Exercise brief: From first line to last, print the records exactly, but leave out the pictures.

Records supplied Start Marker

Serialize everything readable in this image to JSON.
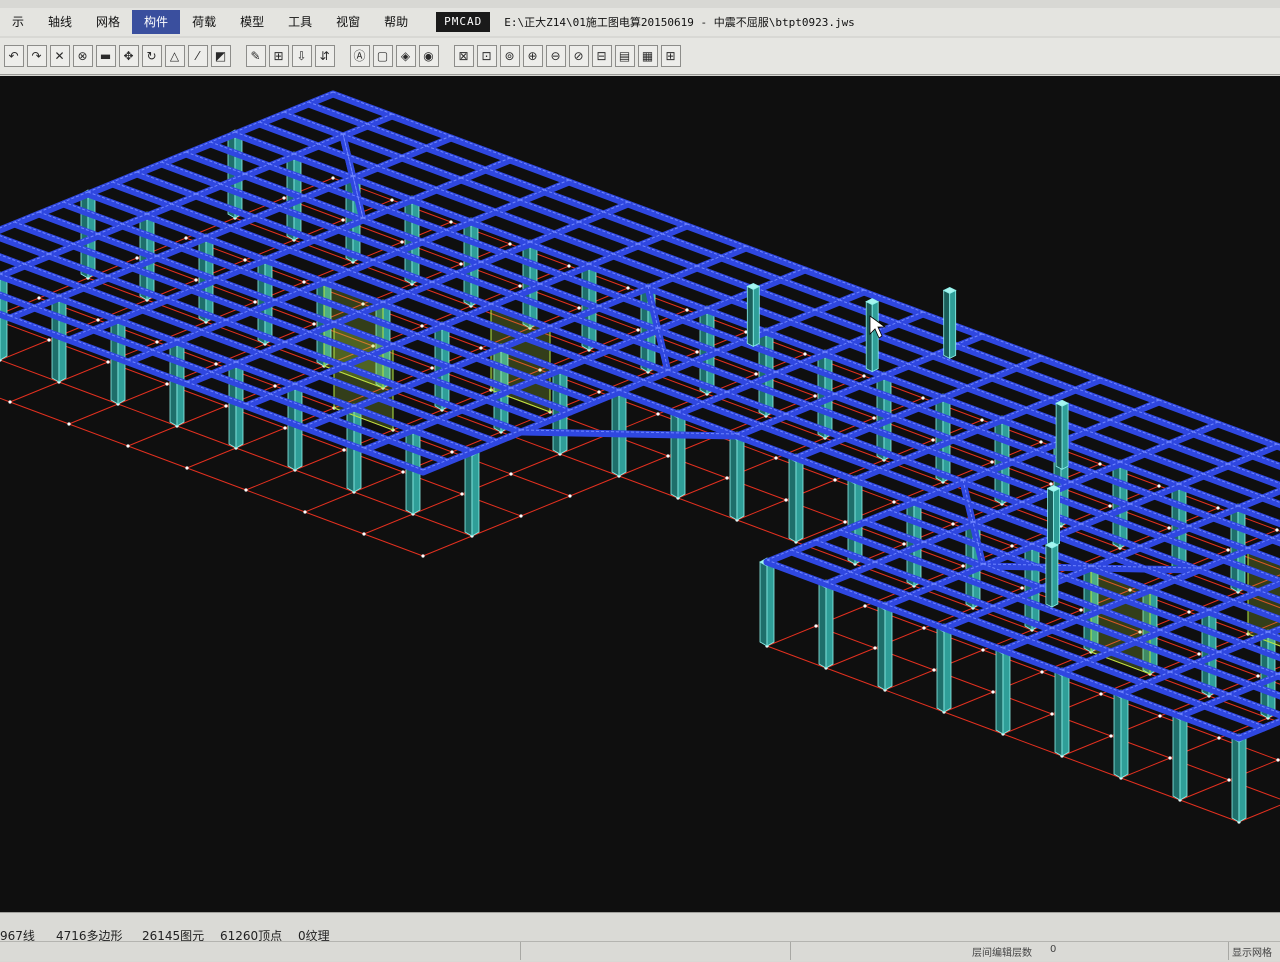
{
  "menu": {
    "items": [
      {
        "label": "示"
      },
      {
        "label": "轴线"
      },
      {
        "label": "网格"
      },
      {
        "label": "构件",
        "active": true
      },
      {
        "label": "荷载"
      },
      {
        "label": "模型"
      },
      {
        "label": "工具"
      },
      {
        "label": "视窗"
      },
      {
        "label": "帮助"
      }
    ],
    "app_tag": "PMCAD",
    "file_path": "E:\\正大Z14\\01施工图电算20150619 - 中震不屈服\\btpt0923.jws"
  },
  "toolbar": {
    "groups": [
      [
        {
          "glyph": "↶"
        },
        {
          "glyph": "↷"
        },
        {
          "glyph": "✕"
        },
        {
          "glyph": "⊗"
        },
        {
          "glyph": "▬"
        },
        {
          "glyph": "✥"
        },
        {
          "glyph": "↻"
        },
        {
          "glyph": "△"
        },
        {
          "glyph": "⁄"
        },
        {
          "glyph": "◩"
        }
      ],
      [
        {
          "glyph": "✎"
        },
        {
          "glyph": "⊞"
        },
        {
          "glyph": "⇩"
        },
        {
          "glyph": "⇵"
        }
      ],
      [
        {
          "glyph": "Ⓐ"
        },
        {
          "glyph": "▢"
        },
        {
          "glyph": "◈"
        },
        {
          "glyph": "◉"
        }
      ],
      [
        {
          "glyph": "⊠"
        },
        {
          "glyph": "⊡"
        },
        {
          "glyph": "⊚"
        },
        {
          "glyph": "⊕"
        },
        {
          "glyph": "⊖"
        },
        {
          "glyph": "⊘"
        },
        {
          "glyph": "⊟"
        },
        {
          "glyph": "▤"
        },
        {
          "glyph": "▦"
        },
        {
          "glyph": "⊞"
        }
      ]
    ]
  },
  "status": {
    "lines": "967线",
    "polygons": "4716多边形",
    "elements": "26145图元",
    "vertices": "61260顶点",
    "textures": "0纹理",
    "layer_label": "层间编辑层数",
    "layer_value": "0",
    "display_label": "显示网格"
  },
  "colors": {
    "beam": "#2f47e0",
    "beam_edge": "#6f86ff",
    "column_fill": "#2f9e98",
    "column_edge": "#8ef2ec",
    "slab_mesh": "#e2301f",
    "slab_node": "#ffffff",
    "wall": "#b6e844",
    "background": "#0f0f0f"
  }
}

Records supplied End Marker

Output for this exercise:
Serialize everything readable in this image to JSON.
{
  "menu": {
    "items": [
      {
        "label": "示"
      },
      {
        "label": "轴线"
      },
      {
        "label": "网格"
      },
      {
        "label": "构件",
        "active": true
      },
      {
        "label": "荷载"
      },
      {
        "label": "模型"
      },
      {
        "label": "工具"
      },
      {
        "label": "视窗"
      },
      {
        "label": "帮助"
      }
    ],
    "app_tag": "PMCAD",
    "file_path": "E:\\正大Z14\\01施工图电算20150619 - 中震不屈服\\btpt0923.jws"
  },
  "toolbar": {
    "groups": [
      [
        {
          "glyph": "↶"
        },
        {
          "glyph": "↷"
        },
        {
          "glyph": "✕"
        },
        {
          "glyph": "⊗"
        },
        {
          "glyph": "▬"
        },
        {
          "glyph": "✥"
        },
        {
          "glyph": "↻"
        },
        {
          "glyph": "△"
        },
        {
          "glyph": "⁄"
        },
        {
          "glyph": "◩"
        }
      ],
      [
        {
          "glyph": "✎"
        },
        {
          "glyph": "⊞"
        },
        {
          "glyph": "⇩"
        },
        {
          "glyph": "⇵"
        }
      ],
      [
        {
          "glyph": "Ⓐ"
        },
        {
          "glyph": "▢"
        },
        {
          "glyph": "◈"
        },
        {
          "glyph": "◉"
        }
      ],
      [
        {
          "glyph": "⊠"
        },
        {
          "glyph": "⊡"
        },
        {
          "glyph": "⊚"
        },
        {
          "glyph": "⊕"
        },
        {
          "glyph": "⊖"
        },
        {
          "glyph": "⊘"
        },
        {
          "glyph": "⊟"
        },
        {
          "glyph": "▤"
        },
        {
          "glyph": "▦"
        },
        {
          "glyph": "⊞"
        }
      ]
    ]
  },
  "status": {
    "lines": "967线",
    "polygons": "4716多边形",
    "elements": "26145图元",
    "vertices": "61260顶点",
    "textures": "0纹理",
    "layer_label": "层间编辑层数",
    "layer_value": "0",
    "display_label": "显示网格"
  },
  "colors": {
    "beam": "#2f47e0",
    "beam_edge": "#6f86ff",
    "column_fill": "#2f9e98",
    "column_edge": "#8ef2ec",
    "slab_mesh": "#e2301f",
    "slab_node": "#ffffff",
    "wall": "#b6e844",
    "background": "#0f0f0f"
  }
}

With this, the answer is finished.